Australian universities have continued to dominate two major global rankings, which list the world’s best higher education institutions founded in the past half-century.
Australia once again featured more entries than any other country in the top of two world rankings, placing 17 universities in the 2020 Times Higher Education (THE) Young Universities Rankings’ top 100 and nine in the Quacquarelli Symonds (QS) 2021 World University Rankings 50 Under 50.
Released Wednesday within hours of each other, the two rankings measure and compare the performance of universities across the globe aged 50 years and under using several key indicators, including teaching, research, knowledge transfer, and international outlook.
Almost all Australian universities improved from their last year’s standings.
Queensland University of Technology (QUT) topped all Australian institutions in the THE rankings, climbing to 14th overall from 24th in 2019.
University of Technology Sydney (UTS) came in second, placing 15th overall, followed by University of Canberra at 18th, University of South Australia (UniSA) at 25th, University of Wollongong (UOW) at 26th, and James Cook University at 29th.
Griffith University (30th), Curtin University (34th), Western Sydney University (36th), and Deakin University (55th) rounded up Australia’s top 10 universities in THE’s list.
Meanwhile, UTS placed first among Australian universities at number 11 in the QS rankings, surging from 133rd in the previous edition.
UOW ranked next at 14th, followed by QUT (16th), Curtin (17th), and RMIT University (18th).
Completing the list of Australian universities in QS’ top 50 were Deakin (26th), UniSA (29th), Griffith (33rd), and Swinburne University of Technology (45th).
UniSA Vice-Chancellor Professor David Lloyd said it was rewarding to see the University not only holding its own, but also improving its position, especially an increasingly competitive field.
“These two independent rankings are the most influential for young universities around the world,” he said.
“Our success reflects the energy and dedication of the UniSA community - our academic, research and professional staff - whose commitment to delivering high quality teaching and research and striving for innovation, improvement and relevance is unwavering.”
Professor Carolyn Evans, Griffith Vice-Chancellor and President, was delighted to see the University being recognised globally, particularly in these challenging times.
“I’m pleased to see Griffith improve its standing in both THE and QS young university rankings, especially at a time when universities are facing unprecedented conditions as a result of the pandemic,” she said.
“This result demonstrates that Griffith continues to grow as a University and is highly respected by its global peers as a progressive university dedicated to learning, leadership, research and innovation.”

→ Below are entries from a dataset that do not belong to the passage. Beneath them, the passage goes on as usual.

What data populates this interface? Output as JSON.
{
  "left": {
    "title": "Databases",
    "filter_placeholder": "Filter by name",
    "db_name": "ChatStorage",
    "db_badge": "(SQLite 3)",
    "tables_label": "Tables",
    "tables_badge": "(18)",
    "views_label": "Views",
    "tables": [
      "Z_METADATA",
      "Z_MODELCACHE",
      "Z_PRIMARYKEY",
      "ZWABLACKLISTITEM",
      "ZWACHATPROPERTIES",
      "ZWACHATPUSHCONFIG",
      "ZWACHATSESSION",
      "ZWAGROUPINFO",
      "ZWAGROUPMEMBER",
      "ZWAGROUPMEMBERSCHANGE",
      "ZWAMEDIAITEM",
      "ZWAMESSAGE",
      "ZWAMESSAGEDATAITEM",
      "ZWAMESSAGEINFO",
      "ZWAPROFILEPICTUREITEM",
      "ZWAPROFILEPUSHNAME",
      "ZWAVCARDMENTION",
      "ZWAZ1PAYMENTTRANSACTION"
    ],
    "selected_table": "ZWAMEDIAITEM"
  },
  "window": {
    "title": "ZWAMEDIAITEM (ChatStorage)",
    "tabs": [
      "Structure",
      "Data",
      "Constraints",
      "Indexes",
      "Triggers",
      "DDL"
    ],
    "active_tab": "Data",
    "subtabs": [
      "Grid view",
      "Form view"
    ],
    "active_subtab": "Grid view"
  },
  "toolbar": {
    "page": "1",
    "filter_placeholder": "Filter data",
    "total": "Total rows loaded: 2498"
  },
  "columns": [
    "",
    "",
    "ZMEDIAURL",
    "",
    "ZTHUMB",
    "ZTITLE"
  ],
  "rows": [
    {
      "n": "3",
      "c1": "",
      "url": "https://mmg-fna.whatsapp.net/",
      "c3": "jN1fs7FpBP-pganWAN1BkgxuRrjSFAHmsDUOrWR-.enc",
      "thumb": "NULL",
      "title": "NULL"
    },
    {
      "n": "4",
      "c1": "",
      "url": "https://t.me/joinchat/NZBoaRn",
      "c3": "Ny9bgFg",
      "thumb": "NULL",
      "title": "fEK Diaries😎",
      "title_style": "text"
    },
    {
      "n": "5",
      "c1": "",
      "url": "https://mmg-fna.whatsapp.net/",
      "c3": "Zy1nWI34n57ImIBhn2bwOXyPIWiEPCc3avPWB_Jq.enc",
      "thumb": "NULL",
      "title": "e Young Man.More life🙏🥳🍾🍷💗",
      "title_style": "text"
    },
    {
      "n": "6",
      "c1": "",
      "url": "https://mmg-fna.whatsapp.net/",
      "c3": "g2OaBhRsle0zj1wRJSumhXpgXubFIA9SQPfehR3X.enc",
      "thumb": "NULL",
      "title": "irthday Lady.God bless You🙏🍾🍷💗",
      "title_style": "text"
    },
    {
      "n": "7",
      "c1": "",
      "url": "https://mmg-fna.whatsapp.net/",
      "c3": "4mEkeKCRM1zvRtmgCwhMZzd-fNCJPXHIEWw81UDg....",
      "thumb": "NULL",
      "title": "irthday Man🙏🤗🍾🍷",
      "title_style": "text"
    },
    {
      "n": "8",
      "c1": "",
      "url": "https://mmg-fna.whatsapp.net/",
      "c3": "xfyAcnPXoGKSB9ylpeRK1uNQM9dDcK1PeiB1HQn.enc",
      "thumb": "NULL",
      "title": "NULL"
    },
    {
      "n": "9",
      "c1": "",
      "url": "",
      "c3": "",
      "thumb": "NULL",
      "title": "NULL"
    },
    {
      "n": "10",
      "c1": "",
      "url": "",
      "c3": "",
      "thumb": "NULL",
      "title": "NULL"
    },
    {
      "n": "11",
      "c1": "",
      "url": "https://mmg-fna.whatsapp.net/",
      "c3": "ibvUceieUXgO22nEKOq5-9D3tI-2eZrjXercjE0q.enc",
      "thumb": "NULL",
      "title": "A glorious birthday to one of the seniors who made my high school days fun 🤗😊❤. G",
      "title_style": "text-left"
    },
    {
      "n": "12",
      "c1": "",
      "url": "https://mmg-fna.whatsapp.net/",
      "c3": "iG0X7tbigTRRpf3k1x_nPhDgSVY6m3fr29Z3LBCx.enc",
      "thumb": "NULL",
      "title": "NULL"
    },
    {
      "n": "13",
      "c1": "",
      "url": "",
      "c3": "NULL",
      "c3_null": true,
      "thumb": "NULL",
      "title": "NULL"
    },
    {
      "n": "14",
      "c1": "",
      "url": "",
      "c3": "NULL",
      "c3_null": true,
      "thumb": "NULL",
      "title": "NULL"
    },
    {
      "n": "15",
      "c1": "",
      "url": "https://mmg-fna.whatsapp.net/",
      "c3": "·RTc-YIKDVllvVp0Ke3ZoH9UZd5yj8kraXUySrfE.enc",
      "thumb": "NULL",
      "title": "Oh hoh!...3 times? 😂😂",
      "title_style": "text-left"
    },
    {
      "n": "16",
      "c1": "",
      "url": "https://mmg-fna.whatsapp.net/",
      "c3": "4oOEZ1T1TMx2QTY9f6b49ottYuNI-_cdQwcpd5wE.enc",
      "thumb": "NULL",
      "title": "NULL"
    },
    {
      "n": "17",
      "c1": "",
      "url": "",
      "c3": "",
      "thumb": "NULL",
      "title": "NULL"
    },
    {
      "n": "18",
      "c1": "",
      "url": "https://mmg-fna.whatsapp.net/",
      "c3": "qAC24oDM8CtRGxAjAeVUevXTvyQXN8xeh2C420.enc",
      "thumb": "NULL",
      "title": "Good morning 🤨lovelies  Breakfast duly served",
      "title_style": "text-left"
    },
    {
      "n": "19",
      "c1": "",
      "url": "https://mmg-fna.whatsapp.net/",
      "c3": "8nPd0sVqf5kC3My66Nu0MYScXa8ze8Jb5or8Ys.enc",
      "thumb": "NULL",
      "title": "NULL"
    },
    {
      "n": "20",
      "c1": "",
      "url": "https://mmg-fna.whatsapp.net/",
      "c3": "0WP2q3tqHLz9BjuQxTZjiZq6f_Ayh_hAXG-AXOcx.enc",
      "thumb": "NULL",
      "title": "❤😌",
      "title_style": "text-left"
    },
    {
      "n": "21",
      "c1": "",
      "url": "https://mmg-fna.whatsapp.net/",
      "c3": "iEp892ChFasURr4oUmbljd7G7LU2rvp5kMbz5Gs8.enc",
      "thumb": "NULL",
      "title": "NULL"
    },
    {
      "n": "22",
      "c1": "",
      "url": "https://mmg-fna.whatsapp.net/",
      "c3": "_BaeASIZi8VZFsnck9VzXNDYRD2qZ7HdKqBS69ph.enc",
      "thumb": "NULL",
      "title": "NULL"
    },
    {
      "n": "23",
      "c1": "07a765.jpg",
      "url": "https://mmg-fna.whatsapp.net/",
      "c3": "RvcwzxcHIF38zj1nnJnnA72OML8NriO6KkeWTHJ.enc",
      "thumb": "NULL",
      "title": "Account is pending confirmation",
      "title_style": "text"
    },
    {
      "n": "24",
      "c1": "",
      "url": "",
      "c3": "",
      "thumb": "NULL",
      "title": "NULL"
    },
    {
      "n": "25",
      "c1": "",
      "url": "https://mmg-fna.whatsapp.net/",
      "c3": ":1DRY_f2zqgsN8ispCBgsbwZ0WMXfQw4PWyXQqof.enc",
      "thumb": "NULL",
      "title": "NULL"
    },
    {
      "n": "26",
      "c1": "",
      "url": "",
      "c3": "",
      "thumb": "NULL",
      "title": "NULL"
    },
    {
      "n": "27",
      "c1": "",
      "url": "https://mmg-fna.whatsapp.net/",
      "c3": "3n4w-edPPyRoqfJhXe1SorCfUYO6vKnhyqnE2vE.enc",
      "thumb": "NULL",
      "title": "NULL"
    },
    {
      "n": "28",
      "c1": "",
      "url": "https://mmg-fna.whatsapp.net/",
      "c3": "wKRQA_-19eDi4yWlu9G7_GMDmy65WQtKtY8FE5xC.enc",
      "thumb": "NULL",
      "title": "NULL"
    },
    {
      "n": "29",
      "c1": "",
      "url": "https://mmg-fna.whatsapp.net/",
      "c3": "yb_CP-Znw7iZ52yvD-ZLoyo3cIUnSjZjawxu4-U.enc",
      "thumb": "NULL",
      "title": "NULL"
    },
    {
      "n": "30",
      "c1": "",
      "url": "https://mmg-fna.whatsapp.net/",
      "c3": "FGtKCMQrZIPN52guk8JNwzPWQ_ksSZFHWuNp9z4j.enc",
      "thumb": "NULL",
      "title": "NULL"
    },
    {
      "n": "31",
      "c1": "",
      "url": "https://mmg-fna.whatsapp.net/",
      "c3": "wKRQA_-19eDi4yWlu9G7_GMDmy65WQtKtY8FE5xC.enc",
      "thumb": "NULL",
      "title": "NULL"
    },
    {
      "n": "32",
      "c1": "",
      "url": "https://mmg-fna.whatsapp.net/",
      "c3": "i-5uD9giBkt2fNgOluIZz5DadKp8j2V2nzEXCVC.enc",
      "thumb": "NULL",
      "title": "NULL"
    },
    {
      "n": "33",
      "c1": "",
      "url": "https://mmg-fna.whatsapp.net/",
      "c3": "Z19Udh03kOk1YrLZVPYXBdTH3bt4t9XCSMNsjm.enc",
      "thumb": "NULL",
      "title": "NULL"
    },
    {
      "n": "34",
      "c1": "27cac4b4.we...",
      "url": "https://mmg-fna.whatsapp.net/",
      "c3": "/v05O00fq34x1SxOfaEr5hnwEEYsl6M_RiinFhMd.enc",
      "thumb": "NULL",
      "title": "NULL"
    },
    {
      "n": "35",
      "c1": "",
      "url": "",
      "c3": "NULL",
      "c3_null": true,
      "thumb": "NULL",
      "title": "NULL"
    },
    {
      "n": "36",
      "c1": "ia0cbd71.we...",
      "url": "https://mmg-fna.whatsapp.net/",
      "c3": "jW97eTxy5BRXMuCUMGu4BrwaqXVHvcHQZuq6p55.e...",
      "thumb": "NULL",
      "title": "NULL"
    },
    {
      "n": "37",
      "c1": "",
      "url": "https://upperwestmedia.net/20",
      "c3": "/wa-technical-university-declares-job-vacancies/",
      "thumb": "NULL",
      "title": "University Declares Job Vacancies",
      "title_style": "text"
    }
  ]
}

UTS Vice-Chancellor Professor Attila Brungs said maintaining a leading position in Australia in the rankings was encouragement that the University “had been on the right course over a number of years” and could tackle the substantial challenges now faced by universities and Australian society as a whole.
“Now more than ever, we need all our rich people resources working for our country’s prosperity and national wellbeing,” he said.
“Everything we do has the long-term best interests of Australia at heart and a key direction for UTS is supporting people through a lifetime of learning – something we were working towards before COVID-19 arrived and now is even more of an imperative.”
The complete list of the 2020 THE Young University Rankings and the QS 2021 World University Rankings 50 Under 50 can be viewed in their respective official websites.